Which brings us to the question, “Are Goldendoodles high maintenance?” When it comes to grooming, the answer leans to, “yes.” However, they are not “high maintenance” in the sense that Goldendoodles are not prissy or prim, or overly demanding.
While on the subject of grooming, I’d like to give you a head’s up about the Goldendoodle puppy coat transition.
As young puppies, Goldendoodles have fine, shorter hair coats that typically don’t mat.
Pet parents may get used to easy-to-care-for puppy coats. But as Goldendoodles enter adolescence, they blow their puppy coats and the adult coat comes in.
When the adult coat starts growing in, it can take unsuspecting new puppy parents by surprise. This is because the puppy hair can get tangled with the adult coat and mats can happen almost over night.
That’s why it important to start a Goldendoodle grooming regimen early.
Frequently asked questions
Are chocolate Goldendoodles rare?
Chocolate Goldendoodles aren’t considered extremely rare. However, they are not as prevalent as cream Goldendoodles. Overall, Goldendoodles of all colors are highly desirable due to the breed’s reputation as friendly, smart, and eager-to-please family companions.
Is the chocolate Goldendoodle right for you?
If you’re looking for a canine companion who is social and wants to spend time with you, if you’re looking forward to spending time each day going for walks or enjoying activities with your dog, and if caring for your dog’s hair coat through grooming sounds like a chance to bond with your dog, then the Goldendoodle may be the best match for you.
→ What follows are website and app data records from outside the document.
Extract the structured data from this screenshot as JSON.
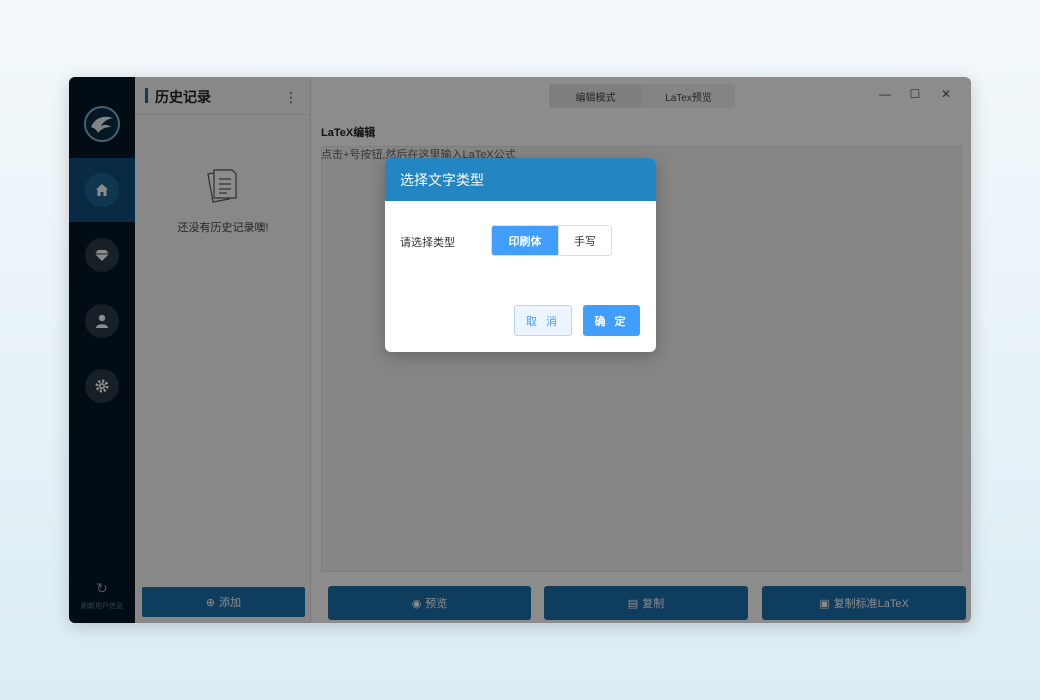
{
  "history": {
    "title": "历史记录",
    "more_icon": "more-vertical-icon",
    "empty_text": "还没有历史记录噢!",
    "add_label": "添加"
  },
  "rail": {
    "items": [
      {
        "icon": "home-icon"
      },
      {
        "icon": "diamond-icon"
      },
      {
        "icon": "user-icon"
      },
      {
        "icon": "gear-icon"
      }
    ],
    "bottom_label": "刷新用户信息"
  },
  "main": {
    "tabs": [
      {
        "label": "编辑模式"
      },
      {
        "label": "LaTex预览"
      }
    ],
    "editor_title": "LaTeX编辑",
    "editor_placeholder": "点击+号按钮,然后在这里输入LaTeX公式",
    "preview_label": "预览",
    "copy_label": "复制",
    "copy_std_label": "复制标准LaTeX"
  },
  "dialog": {
    "title": "选择文字类型",
    "prompt": "请选择类型",
    "options": [
      {
        "label": "印刷体"
      },
      {
        "label": "手写"
      }
    ],
    "selected": "印刷体",
    "cancel_label": "取 消",
    "confirm_label": "确 定"
  },
  "colors": {
    "accent": "#1d6fa9",
    "dialog_header": "#2385c2",
    "primary_button": "#409eff",
    "rail": "#041726"
  }
}
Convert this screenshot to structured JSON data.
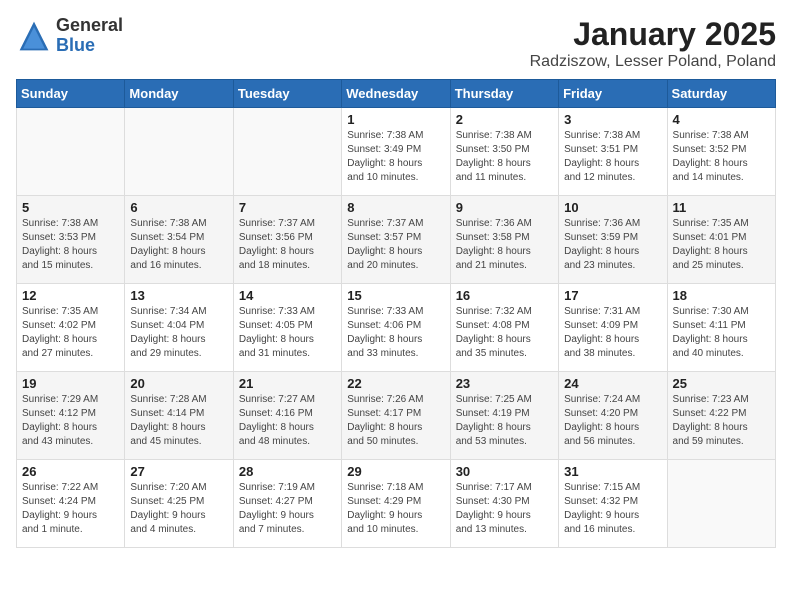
{
  "logo": {
    "general": "General",
    "blue": "Blue"
  },
  "header": {
    "month": "January 2025",
    "location": "Radziszow, Lesser Poland, Poland"
  },
  "weekdays": [
    "Sunday",
    "Monday",
    "Tuesday",
    "Wednesday",
    "Thursday",
    "Friday",
    "Saturday"
  ],
  "weeks": [
    [
      {
        "day": "",
        "info": ""
      },
      {
        "day": "",
        "info": ""
      },
      {
        "day": "",
        "info": ""
      },
      {
        "day": "1",
        "info": "Sunrise: 7:38 AM\nSunset: 3:49 PM\nDaylight: 8 hours\nand 10 minutes."
      },
      {
        "day": "2",
        "info": "Sunrise: 7:38 AM\nSunset: 3:50 PM\nDaylight: 8 hours\nand 11 minutes."
      },
      {
        "day": "3",
        "info": "Sunrise: 7:38 AM\nSunset: 3:51 PM\nDaylight: 8 hours\nand 12 minutes."
      },
      {
        "day": "4",
        "info": "Sunrise: 7:38 AM\nSunset: 3:52 PM\nDaylight: 8 hours\nand 14 minutes."
      }
    ],
    [
      {
        "day": "5",
        "info": "Sunrise: 7:38 AM\nSunset: 3:53 PM\nDaylight: 8 hours\nand 15 minutes."
      },
      {
        "day": "6",
        "info": "Sunrise: 7:38 AM\nSunset: 3:54 PM\nDaylight: 8 hours\nand 16 minutes."
      },
      {
        "day": "7",
        "info": "Sunrise: 7:37 AM\nSunset: 3:56 PM\nDaylight: 8 hours\nand 18 minutes."
      },
      {
        "day": "8",
        "info": "Sunrise: 7:37 AM\nSunset: 3:57 PM\nDaylight: 8 hours\nand 20 minutes."
      },
      {
        "day": "9",
        "info": "Sunrise: 7:36 AM\nSunset: 3:58 PM\nDaylight: 8 hours\nand 21 minutes."
      },
      {
        "day": "10",
        "info": "Sunrise: 7:36 AM\nSunset: 3:59 PM\nDaylight: 8 hours\nand 23 minutes."
      },
      {
        "day": "11",
        "info": "Sunrise: 7:35 AM\nSunset: 4:01 PM\nDaylight: 8 hours\nand 25 minutes."
      }
    ],
    [
      {
        "day": "12",
        "info": "Sunrise: 7:35 AM\nSunset: 4:02 PM\nDaylight: 8 hours\nand 27 minutes."
      },
      {
        "day": "13",
        "info": "Sunrise: 7:34 AM\nSunset: 4:04 PM\nDaylight: 8 hours\nand 29 minutes."
      },
      {
        "day": "14",
        "info": "Sunrise: 7:33 AM\nSunset: 4:05 PM\nDaylight: 8 hours\nand 31 minutes."
      },
      {
        "day": "15",
        "info": "Sunrise: 7:33 AM\nSunset: 4:06 PM\nDaylight: 8 hours\nand 33 minutes."
      },
      {
        "day": "16",
        "info": "Sunrise: 7:32 AM\nSunset: 4:08 PM\nDaylight: 8 hours\nand 35 minutes."
      },
      {
        "day": "17",
        "info": "Sunrise: 7:31 AM\nSunset: 4:09 PM\nDaylight: 8 hours\nand 38 minutes."
      },
      {
        "day": "18",
        "info": "Sunrise: 7:30 AM\nSunset: 4:11 PM\nDaylight: 8 hours\nand 40 minutes."
      }
    ],
    [
      {
        "day": "19",
        "info": "Sunrise: 7:29 AM\nSunset: 4:12 PM\nDaylight: 8 hours\nand 43 minutes."
      },
      {
        "day": "20",
        "info": "Sunrise: 7:28 AM\nSunset: 4:14 PM\nDaylight: 8 hours\nand 45 minutes."
      },
      {
        "day": "21",
        "info": "Sunrise: 7:27 AM\nSunset: 4:16 PM\nDaylight: 8 hours\nand 48 minutes."
      },
      {
        "day": "22",
        "info": "Sunrise: 7:26 AM\nSunset: 4:17 PM\nDaylight: 8 hours\nand 50 minutes."
      },
      {
        "day": "23",
        "info": "Sunrise: 7:25 AM\nSunset: 4:19 PM\nDaylight: 8 hours\nand 53 minutes."
      },
      {
        "day": "24",
        "info": "Sunrise: 7:24 AM\nSunset: 4:20 PM\nDaylight: 8 hours\nand 56 minutes."
      },
      {
        "day": "25",
        "info": "Sunrise: 7:23 AM\nSunset: 4:22 PM\nDaylight: 8 hours\nand 59 minutes."
      }
    ],
    [
      {
        "day": "26",
        "info": "Sunrise: 7:22 AM\nSunset: 4:24 PM\nDaylight: 9 hours\nand 1 minute."
      },
      {
        "day": "27",
        "info": "Sunrise: 7:20 AM\nSunset: 4:25 PM\nDaylight: 9 hours\nand 4 minutes."
      },
      {
        "day": "28",
        "info": "Sunrise: 7:19 AM\nSunset: 4:27 PM\nDaylight: 9 hours\nand 7 minutes."
      },
      {
        "day": "29",
        "info": "Sunrise: 7:18 AM\nSunset: 4:29 PM\nDaylight: 9 hours\nand 10 minutes."
      },
      {
        "day": "30",
        "info": "Sunrise: 7:17 AM\nSunset: 4:30 PM\nDaylight: 9 hours\nand 13 minutes."
      },
      {
        "day": "31",
        "info": "Sunrise: 7:15 AM\nSunset: 4:32 PM\nDaylight: 9 hours\nand 16 minutes."
      },
      {
        "day": "",
        "info": ""
      }
    ]
  ]
}
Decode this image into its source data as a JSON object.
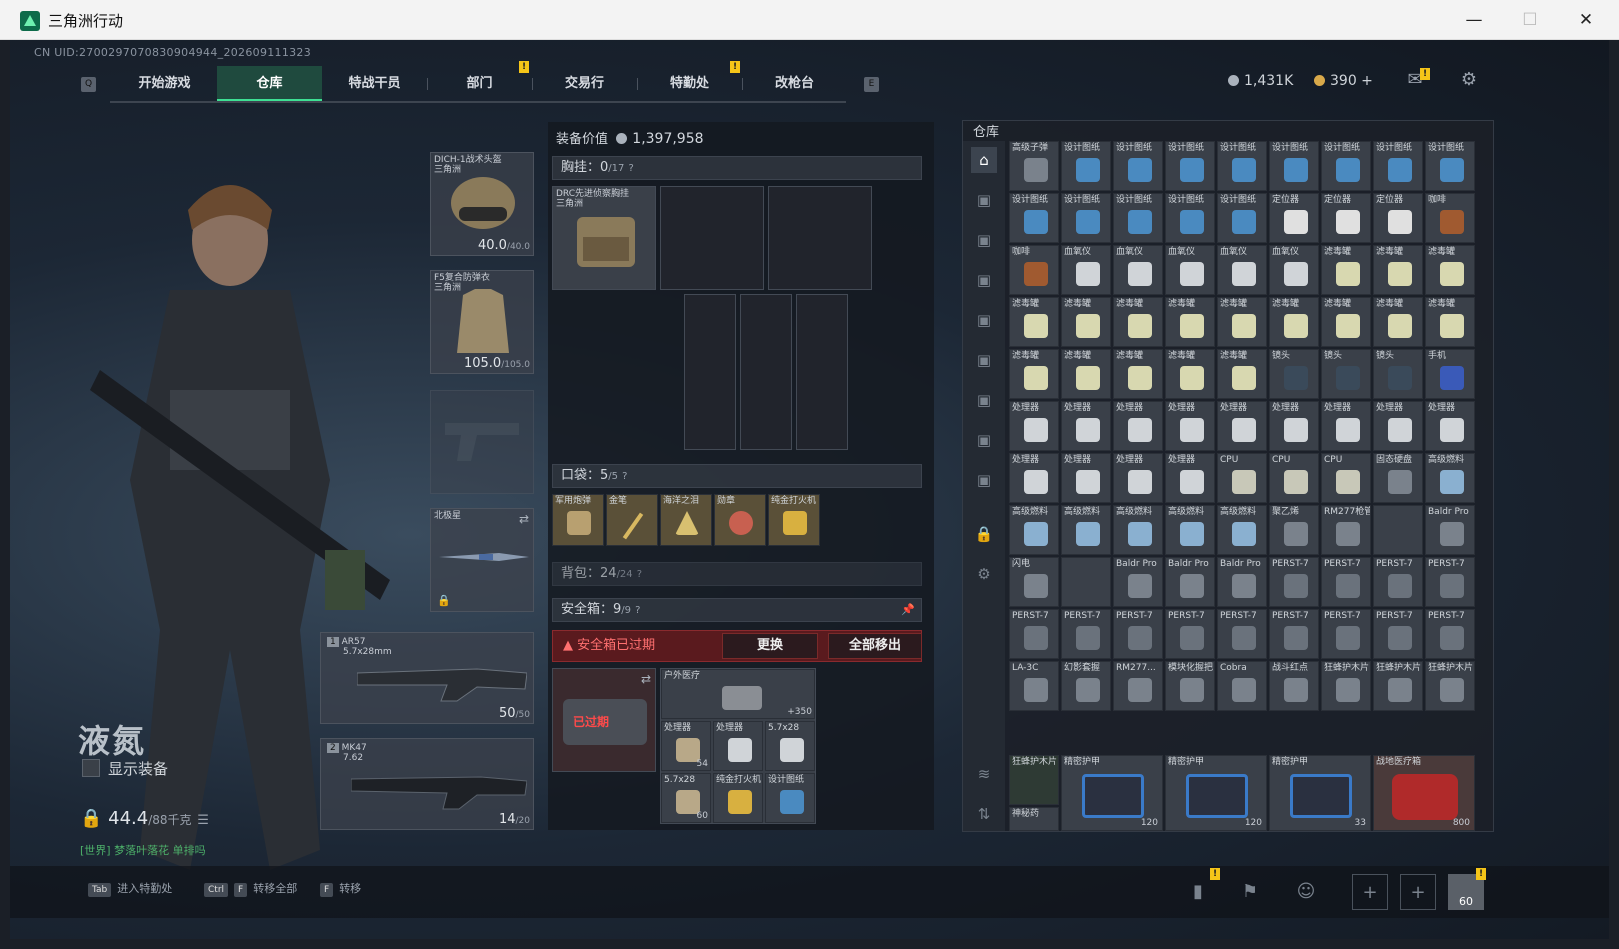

What do those qualities look like?
- Social/wants to be with you…Follows you to the bathroom
- Energetic…Needs daily energy burns such as walks or games of fetch
- Grooming…brushing daily or weekly depending on coat type to keep the coat mat free
Goldendoodles are a special mix of intelligence, energy, and sociability. With your unending love and by making them part of your family, those qualities will shine.
Thank you for getting to know the brown Goldendoodle
Thank you for stopping by HappyGoDoodle, our cozy, dog-friendly corner created for Doodle dog enthusiasts. We hope we’ve helped you get to know the chocolate brown Goldendoodle.